* WORKING DATA
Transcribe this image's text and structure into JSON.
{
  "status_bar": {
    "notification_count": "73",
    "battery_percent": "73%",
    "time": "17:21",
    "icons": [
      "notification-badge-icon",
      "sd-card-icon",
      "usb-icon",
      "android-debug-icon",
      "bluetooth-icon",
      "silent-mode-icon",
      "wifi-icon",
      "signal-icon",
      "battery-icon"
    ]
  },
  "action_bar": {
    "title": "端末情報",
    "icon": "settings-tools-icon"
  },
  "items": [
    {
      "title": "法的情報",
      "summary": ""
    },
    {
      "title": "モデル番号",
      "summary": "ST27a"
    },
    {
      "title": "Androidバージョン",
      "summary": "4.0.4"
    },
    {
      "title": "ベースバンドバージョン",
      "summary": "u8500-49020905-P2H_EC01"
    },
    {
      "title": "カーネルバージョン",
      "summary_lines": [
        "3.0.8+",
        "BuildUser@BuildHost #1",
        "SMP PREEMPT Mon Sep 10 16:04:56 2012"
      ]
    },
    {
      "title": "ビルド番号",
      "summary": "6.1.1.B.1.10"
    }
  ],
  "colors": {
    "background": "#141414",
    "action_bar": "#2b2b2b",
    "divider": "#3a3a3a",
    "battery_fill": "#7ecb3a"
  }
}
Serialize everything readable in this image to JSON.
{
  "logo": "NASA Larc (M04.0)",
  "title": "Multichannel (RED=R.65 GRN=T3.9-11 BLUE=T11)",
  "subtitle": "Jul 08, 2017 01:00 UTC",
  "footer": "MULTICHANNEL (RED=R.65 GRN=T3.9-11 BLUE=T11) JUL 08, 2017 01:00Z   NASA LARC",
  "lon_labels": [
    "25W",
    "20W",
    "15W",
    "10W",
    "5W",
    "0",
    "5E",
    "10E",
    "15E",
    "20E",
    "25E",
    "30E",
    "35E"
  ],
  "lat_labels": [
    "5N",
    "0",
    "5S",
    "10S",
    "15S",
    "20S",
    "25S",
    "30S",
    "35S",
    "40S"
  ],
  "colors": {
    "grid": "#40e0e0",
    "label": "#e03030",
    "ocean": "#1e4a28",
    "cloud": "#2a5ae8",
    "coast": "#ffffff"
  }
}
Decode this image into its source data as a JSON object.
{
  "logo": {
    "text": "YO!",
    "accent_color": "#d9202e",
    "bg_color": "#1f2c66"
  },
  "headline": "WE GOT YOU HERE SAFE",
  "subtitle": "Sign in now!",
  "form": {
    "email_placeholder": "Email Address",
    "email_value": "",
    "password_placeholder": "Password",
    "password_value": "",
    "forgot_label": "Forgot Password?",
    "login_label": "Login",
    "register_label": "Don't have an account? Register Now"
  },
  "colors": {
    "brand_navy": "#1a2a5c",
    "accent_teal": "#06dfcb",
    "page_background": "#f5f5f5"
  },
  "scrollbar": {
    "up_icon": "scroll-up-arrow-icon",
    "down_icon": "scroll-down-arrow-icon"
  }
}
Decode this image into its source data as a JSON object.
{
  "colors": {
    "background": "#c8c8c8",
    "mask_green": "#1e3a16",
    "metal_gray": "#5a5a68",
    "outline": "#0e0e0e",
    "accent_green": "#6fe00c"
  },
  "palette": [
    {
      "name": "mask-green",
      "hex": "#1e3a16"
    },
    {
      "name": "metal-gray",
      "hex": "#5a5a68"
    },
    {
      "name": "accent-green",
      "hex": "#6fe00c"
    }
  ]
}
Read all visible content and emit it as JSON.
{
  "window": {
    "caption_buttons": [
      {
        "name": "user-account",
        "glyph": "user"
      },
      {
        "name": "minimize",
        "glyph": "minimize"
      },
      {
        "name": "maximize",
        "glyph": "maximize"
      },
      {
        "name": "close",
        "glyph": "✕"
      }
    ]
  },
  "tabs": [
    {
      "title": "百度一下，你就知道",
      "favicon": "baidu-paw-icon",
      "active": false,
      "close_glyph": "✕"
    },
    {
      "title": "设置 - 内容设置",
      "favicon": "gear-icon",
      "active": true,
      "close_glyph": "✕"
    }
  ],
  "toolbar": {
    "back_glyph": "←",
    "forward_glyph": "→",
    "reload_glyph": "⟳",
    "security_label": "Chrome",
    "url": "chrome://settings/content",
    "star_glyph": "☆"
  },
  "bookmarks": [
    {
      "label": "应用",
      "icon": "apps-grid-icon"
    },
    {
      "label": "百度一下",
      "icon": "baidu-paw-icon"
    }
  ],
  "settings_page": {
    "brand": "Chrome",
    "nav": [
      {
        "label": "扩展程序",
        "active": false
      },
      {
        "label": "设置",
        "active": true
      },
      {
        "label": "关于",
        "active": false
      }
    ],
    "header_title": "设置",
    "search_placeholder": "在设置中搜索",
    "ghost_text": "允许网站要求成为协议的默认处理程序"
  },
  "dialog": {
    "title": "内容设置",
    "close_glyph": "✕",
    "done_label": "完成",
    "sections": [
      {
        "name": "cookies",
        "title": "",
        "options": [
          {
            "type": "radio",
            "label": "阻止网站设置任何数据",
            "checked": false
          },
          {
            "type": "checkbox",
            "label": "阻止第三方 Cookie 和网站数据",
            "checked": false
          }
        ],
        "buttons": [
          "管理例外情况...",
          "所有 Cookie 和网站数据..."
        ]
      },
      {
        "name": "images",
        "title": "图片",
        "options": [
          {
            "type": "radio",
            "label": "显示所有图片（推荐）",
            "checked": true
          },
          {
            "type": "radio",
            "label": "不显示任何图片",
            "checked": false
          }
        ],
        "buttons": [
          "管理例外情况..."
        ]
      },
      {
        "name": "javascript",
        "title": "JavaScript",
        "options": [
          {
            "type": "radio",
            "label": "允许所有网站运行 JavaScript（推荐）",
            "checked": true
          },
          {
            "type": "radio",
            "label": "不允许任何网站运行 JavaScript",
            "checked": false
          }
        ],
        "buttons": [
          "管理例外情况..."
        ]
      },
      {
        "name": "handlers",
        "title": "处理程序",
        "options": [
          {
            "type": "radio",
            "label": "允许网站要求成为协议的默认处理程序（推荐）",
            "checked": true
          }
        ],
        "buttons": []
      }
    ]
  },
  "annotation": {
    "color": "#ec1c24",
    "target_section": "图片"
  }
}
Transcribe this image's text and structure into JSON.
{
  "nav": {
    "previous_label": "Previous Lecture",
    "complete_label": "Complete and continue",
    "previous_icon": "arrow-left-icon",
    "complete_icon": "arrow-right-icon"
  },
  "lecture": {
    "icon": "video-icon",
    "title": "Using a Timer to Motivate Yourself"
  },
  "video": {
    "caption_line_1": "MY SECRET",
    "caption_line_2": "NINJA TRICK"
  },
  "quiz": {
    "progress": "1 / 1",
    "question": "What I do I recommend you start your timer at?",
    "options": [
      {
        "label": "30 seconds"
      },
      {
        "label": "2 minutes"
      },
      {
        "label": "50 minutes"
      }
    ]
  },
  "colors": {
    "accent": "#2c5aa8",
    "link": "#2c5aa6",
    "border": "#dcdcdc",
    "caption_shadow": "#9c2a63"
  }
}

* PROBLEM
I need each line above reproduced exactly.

* TASK OUTPUT
Transcribe this image's text and structure into JSON.
{
  "status_bar": {
    "notification_count": "73",
    "battery_percent": "73%",
    "time": "17:21",
    "icons": [
      "notification-badge-icon",
      "sd-card-icon",
      "usb-icon",
      "android-debug-icon",
      "bluetooth-icon",
      "silent-mode-icon",
      "wifi-icon",
      "signal-icon",
      "battery-icon"
    ]
  },
  "action_bar": {
    "title": "端末情報",
    "icon": "settings-tools-icon"
  },
  "items": [
    {
      "title": "法的情報",
      "summary": ""
    },
    {
      "title": "モデル番号",
      "summary": "ST27a"
    },
    {
      "title": "Androidバージョン",
      "summary": "4.0.4"
    },
    {
      "title": "ベースバンドバージョン",
      "summary": "u8500-49020905-P2H_EC01"
    },
    {
      "title": "カーネルバージョン",
      "summary_lines": [
        "3.0.8+",
        "BuildUser@BuildHost #1",
        "SMP PREEMPT Mon Sep 10 16:04:56 2012"
      ]
    },
    {
      "title": "ビルド番号",
      "summary": "6.1.1.B.1.10"
    }
  ],
  "colors": {
    "background": "#141414",
    "action_bar": "#2b2b2b",
    "divider": "#3a3a3a",
    "battery_fill": "#7ecb3a"
  }
}
Serialize everything readable in this image to JSON.
{
  "logo": "NASA Larc (M04.0)",
  "title": "Multichannel (RED=R.65 GRN=T3.9-11 BLUE=T11)",
  "subtitle": "Jul 08, 2017 01:00 UTC",
  "footer": "MULTICHANNEL (RED=R.65 GRN=T3.9-11 BLUE=T11) JUL 08, 2017 01:00Z   NASA LARC",
  "lon_labels": [
    "25W",
    "20W",
    "15W",
    "10W",
    "5W",
    "0",
    "5E",
    "10E",
    "15E",
    "20E",
    "25E",
    "30E",
    "35E"
  ],
  "lat_labels": [
    "5N",
    "0",
    "5S",
    "10S",
    "15S",
    "20S",
    "25S",
    "30S",
    "35S",
    "40S"
  ],
  "colors": {
    "grid": "#40e0e0",
    "label": "#e03030",
    "ocean": "#1e4a28",
    "cloud": "#2a5ae8",
    "coast": "#ffffff"
  }
}
Decode this image into its source data as a JSON object.
{
  "logo": {
    "text": "YO!",
    "accent_color": "#d9202e",
    "bg_color": "#1f2c66"
  },
  "headline": "WE GOT YOU HERE SAFE",
  "subtitle": "Sign in now!",
  "form": {
    "email_placeholder": "Email Address",
    "email_value": "",
    "password_placeholder": "Password",
    "password_value": "",
    "forgot_label": "Forgot Password?",
    "login_label": "Login",
    "register_label": "Don't have an account? Register Now"
  },
  "colors": {
    "brand_navy": "#1a2a5c",
    "accent_teal": "#06dfcb",
    "page_background": "#f5f5f5"
  },
  "scrollbar": {
    "up_icon": "scroll-up-arrow-icon",
    "down_icon": "scroll-down-arrow-icon"
  }
}
Decode this image into its source data as a JSON object.
{
  "colors": {
    "background": "#c8c8c8",
    "mask_green": "#1e3a16",
    "metal_gray": "#5a5a68",
    "outline": "#0e0e0e",
    "accent_green": "#6fe00c"
  },
  "palette": [
    {
      "name": "mask-green",
      "hex": "#1e3a16"
    },
    {
      "name": "metal-gray",
      "hex": "#5a5a68"
    },
    {
      "name": "accent-green",
      "hex": "#6fe00c"
    }
  ]
}
Read all visible content and emit it as JSON.
{
  "window": {
    "caption_buttons": [
      {
        "name": "user-account",
        "glyph": "user"
      },
      {
        "name": "minimize",
        "glyph": "minimize"
      },
      {
        "name": "maximize",
        "glyph": "maximize"
      },
      {
        "name": "close",
        "glyph": "✕"
      }
    ]
  },
  "tabs": [
    {
      "title": "百度一下，你就知道",
      "favicon": "baidu-paw-icon",
      "active": false,
      "close_glyph": "✕"
    },
    {
      "title": "设置 - 内容设置",
      "favicon": "gear-icon",
      "active": true,
      "close_glyph": "✕"
    }
  ],
  "toolbar": {
    "back_glyph": "←",
    "forward_glyph": "→",
    "reload_glyph": "⟳",
    "security_label": "Chrome",
    "url": "chrome://settings/content",
    "star_glyph": "☆"
  },
  "bookmarks": [
    {
      "label": "应用",
      "icon": "apps-grid-icon"
    },
    {
      "label": "百度一下",
      "icon": "baidu-paw-icon"
    }
  ],
  "settings_page": {
    "brand": "Chrome",
    "nav": [
      {
        "label": "扩展程序",
        "active": false
      },
      {
        "label": "设置",
        "active": true
      },
      {
        "label": "关于",
        "active": false
      }
    ],
    "header_title": "设置",
    "search_placeholder": "在设置中搜索",
    "ghost_text": "允许网站要求成为协议的默认处理程序"
  },
  "dialog": {
    "title": "内容设置",
    "close_glyph": "✕",
    "done_label": "完成",
    "sections": [
      {
        "name": "cookies",
        "title": "",
        "options": [
          {
            "type": "radio",
            "label": "阻止网站设置任何数据",
            "checked": false
          },
          {
            "type": "checkbox",
            "label": "阻止第三方 Cookie 和网站数据",
            "checked": false
          }
        ],
        "buttons": [
          "管理例外情况...",
          "所有 Cookie 和网站数据..."
        ]
      },
      {
        "name": "images",
        "title": "图片",
        "options": [
          {
            "type": "radio",
            "label": "显示所有图片（推荐）",
            "checked": true
          },
          {
            "type": "radio",
            "label": "不显示任何图片",
            "checked": false
          }
        ],
        "buttons": [
          "管理例外情况..."
        ]
      },
      {
        "name": "javascript",
        "title": "JavaScript",
        "options": [
          {
            "type": "radio",
            "label": "允许所有网站运行 JavaScript（推荐）",
            "checked": true
          },
          {
            "type": "radio",
            "label": "不允许任何网站运行 JavaScript",
            "checked": false
          }
        ],
        "buttons": [
          "管理例外情况..."
        ]
      },
      {
        "name": "handlers",
        "title": "处理程序",
        "options": [
          {
            "type": "radio",
            "label": "允许网站要求成为协议的默认处理程序（推荐）",
            "checked": true
          }
        ],
        "buttons": []
      }
    ]
  },
  "annotation": {
    "color": "#ec1c24",
    "target_section": "图片"
  }
}
Transcribe this image's text and structure into JSON.
{
  "nav": {
    "previous_label": "Previous Lecture",
    "complete_label": "Complete and continue",
    "previous_icon": "arrow-left-icon",
    "complete_icon": "arrow-right-icon"
  },
  "lecture": {
    "icon": "video-icon",
    "title": "Using a Timer to Motivate Yourself"
  },
  "video": {
    "caption_line_1": "MY SECRET",
    "caption_line_2": "NINJA TRICK"
  },
  "quiz": {
    "progress": "1 / 1",
    "question": "What I do I recommend you start your timer at?",
    "options": [
      {
        "label": "30 seconds"
      },
      {
        "label": "2 minutes"
      },
      {
        "label": "50 minutes"
      }
    ]
  },
  "colors": {
    "accent": "#2c5aa8",
    "link": "#2c5aa6",
    "border": "#dcdcdc",
    "caption_shadow": "#9c2a63"
  }
}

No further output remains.